It seemed like a recipe for disaster: Take three hard-partying comedians and one first-time director. Put them on a Florida golf course with a $6 million budget. Add cocaine. Shake well.
The result: “Caddyshack,” Harold Ramis’ gloriously anarchic comedy that was released on July 25, 1980. Nothing about it should have worked — yet, somehow, everything did.
Forty years later, “Caddyshack” still stands as the quintessential summer comedy: rude, crude, unabashedly juvenile. Critics dismissed it as a slapdash copy of 1978’s “Animal House,” which of course it was. But nobody could deny that its three stars — “Saturday Night Live” alums Bill Murray and Chevy Chase, plus stand-up comic Rodney Dangerfield — were firing on all cylinders, riffing in every scene and coming up with pure gold. If the whole movie seemed like a big, happy, drug-fueled accident, well, it pretty much was.
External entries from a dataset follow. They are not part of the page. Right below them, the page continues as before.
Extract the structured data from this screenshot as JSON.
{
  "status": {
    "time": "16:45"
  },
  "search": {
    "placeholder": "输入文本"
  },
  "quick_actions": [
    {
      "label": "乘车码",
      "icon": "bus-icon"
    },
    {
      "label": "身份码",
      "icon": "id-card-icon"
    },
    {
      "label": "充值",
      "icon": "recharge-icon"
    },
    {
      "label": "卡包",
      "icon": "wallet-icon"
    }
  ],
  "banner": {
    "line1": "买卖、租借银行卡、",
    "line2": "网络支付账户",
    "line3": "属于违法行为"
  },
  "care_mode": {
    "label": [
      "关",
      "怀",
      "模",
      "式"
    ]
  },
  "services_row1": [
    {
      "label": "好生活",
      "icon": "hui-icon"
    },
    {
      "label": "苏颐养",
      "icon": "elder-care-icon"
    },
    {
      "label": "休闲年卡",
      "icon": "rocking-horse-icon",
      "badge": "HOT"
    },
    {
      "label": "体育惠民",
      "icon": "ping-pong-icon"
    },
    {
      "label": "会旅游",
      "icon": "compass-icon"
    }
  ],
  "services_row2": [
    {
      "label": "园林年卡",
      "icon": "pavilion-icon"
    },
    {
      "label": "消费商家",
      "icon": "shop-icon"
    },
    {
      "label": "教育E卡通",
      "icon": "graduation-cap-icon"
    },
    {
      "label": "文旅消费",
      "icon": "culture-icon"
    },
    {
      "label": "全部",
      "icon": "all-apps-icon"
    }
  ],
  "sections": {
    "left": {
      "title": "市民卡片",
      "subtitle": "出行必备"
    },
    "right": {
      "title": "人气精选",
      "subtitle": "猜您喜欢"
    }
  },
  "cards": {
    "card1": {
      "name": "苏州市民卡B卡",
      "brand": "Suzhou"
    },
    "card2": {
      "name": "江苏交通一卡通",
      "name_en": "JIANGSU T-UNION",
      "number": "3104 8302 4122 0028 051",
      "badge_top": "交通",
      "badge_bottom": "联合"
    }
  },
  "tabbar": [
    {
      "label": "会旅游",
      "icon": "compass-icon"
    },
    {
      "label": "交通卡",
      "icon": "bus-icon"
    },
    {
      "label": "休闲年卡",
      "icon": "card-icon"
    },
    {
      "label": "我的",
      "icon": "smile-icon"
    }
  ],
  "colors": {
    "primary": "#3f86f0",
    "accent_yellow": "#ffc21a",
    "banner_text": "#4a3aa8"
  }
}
The screenplay, written by Ramis and Douglas Kenney (both of “Animal House”) and Brian Doyle-Murray (Bill Murray’s brother, who plays a small role), isn’t much to speak of. Its hero is Danny Noonan (Michael O’Keefe), a young golf caddie hoping to win a scholarship from the posh Bushwood Country Club, where he works. Meanwhile, tacky businessman Al Czervik (Dangerfield, in eye-watering plaid) barges into the club, horrifying such upper-crust members as Judge Smails (a never-better Ted Knight). Popping in and out of the story are Ty Webb (Chase), a glib golf pro, and Carl Spackler (Murray), a mentally unbalanced groundskeeper trying to assassinate a gopher.
None of it adds up, but as Murray said in “Meatballs” (another predecessor to this movie): It just doesn’t matter! We have Dangerfield, firing off one-liners like “This guy keeps calling me a baboon, he thinks I’m his wife!” We have Chase, whose chaotic sex-scene with Cindy Morgan (as Lacey Underall) rivals the great routines of Groucho Marx and Margaret Dumont. And we have Murray, reportedly working entirely off-script; his famous “Cinderella story” monologue was improvised on the spot. Last but far from least is Ted Knight, rising above his straight-man role with a masterful performance of stuffed-shirt bloviation.
It isn’t just coherence that Ramis throws out the window, but basic realism. In the club’s swimming pool, a dozen slobs suddenly perform a synchronized water-ballet. Czervik carries a high-tech golf bag that rockets his clubs into the air. And let’s not forget that gopher, who burrows across the greens like Bugs Bunny and dances to the Kenny Loggins theme song, “I’m Alright.”
“Caddyshack” is clearly meant for males — more accurately, for pubescent boys. That means we get one of cinema’s finest poop jokes (the Baby Ruth in the swimming pool), but it also means women get short shrift. They exist mostly to show us their bodies and give us a contraband thrill, like finding a porn magazine in dad’s closet. The nudity surely helped sell tickets, but it’s also a limiting factor. If not for the sex and drugs on screen, “Caddyshack” would be heaven for just about any 12-year-old.
Drugs, though, were baked into the movie: Both and cast and crew were often high as kites during production. O’Keefe, in a recent interview with People magazine, said lunchtime also meant cocaine time, and Murray was known for his overnight benders. The substances may have fueled the magic. Still, one dark cloud trails the movie: Co-writer Kenney spiraled into drink and depression following the negative reviews, and weeks later fell to his death from a cliff in Hawaii.
Had Kenney lived, he would have seen “Caddyshack” snowball in popularity to become one of the best-loved comedies of the modern era. Warner Bros. released a 1998 sequel, “Caddyshack II,” with only Chase reprising his role, but the spark was gone. “Caddyshack” remains a lightning-in-a-bottle moment, unlikely ever to be repeated.